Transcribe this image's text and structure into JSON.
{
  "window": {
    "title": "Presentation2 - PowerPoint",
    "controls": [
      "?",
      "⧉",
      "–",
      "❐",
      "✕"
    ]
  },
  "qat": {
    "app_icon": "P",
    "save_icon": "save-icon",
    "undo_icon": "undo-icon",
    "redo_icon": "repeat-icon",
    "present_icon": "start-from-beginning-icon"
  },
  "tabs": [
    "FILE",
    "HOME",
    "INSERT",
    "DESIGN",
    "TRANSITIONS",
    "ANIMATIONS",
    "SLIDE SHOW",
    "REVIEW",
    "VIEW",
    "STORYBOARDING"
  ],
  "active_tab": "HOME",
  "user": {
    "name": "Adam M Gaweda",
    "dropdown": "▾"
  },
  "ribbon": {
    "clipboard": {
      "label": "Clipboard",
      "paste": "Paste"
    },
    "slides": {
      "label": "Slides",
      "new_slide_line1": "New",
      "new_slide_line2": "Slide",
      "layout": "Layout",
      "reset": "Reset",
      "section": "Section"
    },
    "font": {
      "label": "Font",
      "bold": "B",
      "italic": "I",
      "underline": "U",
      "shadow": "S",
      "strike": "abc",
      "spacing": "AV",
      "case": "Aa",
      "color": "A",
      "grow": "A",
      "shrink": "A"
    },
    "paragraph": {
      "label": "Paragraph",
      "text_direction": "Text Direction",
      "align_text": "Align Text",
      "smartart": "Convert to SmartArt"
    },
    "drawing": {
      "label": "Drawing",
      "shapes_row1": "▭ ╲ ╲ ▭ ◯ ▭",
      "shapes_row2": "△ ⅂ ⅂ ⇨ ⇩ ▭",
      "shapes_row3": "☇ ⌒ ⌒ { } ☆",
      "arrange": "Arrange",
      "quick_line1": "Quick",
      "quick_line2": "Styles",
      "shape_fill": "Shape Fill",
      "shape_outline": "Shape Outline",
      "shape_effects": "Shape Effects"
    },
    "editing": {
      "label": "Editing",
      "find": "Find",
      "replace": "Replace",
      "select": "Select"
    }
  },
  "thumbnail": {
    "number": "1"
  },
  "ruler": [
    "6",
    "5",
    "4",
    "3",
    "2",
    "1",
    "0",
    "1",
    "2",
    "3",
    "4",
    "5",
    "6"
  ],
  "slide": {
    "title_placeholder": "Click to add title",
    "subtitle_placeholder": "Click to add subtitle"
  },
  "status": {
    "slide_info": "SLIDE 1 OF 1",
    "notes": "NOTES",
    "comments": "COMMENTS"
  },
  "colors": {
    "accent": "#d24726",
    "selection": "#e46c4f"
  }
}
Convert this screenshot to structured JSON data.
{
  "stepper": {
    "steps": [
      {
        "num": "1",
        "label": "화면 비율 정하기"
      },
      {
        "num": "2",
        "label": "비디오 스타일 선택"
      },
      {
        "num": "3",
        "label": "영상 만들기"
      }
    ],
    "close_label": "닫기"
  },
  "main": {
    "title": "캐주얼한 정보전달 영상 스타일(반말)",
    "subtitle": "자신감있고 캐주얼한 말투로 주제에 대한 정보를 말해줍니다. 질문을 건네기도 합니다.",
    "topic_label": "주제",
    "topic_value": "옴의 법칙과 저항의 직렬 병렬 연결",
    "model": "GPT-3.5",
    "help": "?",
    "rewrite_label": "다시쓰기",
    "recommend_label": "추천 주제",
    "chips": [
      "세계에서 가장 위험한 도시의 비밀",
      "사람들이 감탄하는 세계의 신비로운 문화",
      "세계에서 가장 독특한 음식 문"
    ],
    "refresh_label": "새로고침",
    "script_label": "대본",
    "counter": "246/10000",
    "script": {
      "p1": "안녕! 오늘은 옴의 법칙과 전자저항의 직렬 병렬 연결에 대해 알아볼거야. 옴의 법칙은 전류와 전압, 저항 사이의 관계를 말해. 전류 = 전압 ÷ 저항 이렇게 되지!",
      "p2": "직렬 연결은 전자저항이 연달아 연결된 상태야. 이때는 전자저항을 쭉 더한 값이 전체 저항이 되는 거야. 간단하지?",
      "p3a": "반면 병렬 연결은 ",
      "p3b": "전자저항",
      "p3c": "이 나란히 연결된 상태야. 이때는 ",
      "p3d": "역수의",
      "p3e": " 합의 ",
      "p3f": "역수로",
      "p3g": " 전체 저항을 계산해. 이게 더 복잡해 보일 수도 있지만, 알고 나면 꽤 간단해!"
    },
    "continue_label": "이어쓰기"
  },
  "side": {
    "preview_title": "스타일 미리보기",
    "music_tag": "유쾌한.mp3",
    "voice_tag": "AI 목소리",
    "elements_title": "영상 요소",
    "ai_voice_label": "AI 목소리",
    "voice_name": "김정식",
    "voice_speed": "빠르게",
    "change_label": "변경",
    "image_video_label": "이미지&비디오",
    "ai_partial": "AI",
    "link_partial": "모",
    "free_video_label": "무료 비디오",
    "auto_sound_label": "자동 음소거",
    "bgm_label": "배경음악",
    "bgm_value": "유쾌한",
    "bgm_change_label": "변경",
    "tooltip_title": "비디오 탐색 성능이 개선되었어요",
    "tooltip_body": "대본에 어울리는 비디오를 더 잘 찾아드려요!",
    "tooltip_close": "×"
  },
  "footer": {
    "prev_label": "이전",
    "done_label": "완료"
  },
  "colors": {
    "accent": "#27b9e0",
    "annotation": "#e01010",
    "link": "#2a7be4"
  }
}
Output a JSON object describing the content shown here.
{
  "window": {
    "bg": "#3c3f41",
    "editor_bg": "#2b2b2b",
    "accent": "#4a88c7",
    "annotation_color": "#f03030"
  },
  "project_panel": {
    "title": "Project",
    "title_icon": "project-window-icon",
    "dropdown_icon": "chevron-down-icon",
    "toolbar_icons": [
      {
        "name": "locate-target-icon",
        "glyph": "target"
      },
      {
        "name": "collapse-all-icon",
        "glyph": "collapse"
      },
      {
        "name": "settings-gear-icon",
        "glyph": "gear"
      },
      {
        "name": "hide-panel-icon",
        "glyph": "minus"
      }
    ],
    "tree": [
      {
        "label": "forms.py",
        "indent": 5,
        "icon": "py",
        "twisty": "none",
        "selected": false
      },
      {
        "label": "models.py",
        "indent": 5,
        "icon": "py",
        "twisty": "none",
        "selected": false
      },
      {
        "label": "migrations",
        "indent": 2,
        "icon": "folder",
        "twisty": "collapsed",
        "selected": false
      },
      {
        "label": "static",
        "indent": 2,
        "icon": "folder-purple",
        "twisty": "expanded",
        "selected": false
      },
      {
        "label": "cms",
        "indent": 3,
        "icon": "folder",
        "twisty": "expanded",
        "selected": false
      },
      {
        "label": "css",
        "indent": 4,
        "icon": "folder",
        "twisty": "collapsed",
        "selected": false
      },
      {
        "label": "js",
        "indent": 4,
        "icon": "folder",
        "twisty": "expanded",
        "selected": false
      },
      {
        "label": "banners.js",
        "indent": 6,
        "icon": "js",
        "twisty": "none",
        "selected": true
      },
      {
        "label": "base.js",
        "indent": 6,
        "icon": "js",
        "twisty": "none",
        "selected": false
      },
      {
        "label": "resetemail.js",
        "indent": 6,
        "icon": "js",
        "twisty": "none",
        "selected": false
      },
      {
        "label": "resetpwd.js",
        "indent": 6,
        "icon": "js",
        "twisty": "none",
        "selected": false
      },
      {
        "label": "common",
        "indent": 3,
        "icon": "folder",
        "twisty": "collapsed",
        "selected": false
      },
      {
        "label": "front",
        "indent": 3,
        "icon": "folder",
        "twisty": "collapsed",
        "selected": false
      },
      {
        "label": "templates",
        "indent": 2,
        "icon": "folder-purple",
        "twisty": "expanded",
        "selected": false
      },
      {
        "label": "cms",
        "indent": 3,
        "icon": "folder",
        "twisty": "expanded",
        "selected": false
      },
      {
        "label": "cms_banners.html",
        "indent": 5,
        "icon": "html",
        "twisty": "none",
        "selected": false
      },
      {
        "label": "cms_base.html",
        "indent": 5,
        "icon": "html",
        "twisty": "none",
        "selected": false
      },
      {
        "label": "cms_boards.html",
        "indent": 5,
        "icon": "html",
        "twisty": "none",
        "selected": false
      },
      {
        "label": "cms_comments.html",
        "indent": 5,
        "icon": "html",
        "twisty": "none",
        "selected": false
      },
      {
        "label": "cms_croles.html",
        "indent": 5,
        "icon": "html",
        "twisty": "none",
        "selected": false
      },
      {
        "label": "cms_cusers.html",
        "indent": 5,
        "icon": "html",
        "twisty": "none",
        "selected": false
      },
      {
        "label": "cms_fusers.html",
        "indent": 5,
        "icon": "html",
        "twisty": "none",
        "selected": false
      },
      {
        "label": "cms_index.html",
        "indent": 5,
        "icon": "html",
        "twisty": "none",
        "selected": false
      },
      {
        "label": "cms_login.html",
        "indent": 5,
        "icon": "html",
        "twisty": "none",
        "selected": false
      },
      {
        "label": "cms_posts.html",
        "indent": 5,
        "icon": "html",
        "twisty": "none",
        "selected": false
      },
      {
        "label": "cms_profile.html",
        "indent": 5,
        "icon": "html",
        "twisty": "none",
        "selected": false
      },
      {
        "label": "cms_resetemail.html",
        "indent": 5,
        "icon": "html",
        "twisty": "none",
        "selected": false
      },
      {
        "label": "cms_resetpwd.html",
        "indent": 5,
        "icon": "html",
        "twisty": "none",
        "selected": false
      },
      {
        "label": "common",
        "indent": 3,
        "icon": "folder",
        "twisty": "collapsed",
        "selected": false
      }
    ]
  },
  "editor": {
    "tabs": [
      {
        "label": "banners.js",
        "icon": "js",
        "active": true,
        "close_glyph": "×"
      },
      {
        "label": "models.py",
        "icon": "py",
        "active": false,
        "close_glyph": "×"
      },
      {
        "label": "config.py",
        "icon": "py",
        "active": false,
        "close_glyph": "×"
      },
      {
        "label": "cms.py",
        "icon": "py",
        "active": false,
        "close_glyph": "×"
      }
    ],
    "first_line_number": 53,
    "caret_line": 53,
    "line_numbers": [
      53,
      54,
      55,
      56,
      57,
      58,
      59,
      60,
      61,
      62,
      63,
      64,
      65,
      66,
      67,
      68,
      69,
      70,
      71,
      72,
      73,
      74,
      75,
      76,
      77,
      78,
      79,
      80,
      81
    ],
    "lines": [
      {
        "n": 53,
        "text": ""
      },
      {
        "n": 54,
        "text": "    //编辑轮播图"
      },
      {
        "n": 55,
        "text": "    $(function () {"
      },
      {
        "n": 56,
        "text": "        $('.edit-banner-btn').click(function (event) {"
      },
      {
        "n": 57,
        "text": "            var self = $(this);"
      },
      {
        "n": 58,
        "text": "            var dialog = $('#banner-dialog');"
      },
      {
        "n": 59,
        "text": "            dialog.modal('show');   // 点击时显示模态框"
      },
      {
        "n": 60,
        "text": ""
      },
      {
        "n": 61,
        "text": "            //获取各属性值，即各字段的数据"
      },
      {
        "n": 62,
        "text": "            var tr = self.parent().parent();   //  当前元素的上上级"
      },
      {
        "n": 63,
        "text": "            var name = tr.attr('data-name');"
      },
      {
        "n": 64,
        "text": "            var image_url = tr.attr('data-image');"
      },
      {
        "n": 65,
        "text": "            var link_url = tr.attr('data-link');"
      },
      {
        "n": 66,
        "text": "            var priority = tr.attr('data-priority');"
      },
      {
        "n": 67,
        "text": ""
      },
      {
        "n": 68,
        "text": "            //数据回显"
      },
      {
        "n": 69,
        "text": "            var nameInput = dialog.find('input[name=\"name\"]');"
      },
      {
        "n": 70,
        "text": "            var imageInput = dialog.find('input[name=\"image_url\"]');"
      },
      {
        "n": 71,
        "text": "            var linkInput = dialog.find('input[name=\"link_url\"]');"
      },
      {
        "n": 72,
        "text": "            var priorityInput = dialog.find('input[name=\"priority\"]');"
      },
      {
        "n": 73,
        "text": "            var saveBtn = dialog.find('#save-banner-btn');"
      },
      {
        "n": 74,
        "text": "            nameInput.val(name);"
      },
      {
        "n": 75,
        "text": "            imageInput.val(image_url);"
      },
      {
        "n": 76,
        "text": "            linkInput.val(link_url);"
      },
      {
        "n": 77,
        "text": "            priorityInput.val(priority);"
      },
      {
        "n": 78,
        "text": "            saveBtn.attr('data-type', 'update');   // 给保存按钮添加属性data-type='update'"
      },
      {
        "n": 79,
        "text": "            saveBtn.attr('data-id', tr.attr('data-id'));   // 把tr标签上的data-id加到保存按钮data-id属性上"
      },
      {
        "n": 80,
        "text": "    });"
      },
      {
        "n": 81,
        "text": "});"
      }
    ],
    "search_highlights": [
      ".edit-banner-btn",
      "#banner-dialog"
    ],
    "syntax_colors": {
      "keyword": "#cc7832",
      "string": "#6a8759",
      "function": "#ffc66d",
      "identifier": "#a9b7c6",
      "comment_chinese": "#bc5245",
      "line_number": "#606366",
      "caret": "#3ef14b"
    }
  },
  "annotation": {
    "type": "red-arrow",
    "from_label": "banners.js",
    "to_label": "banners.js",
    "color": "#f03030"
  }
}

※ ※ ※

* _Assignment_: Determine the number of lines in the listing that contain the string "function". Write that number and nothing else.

* _Solution to this task_: 3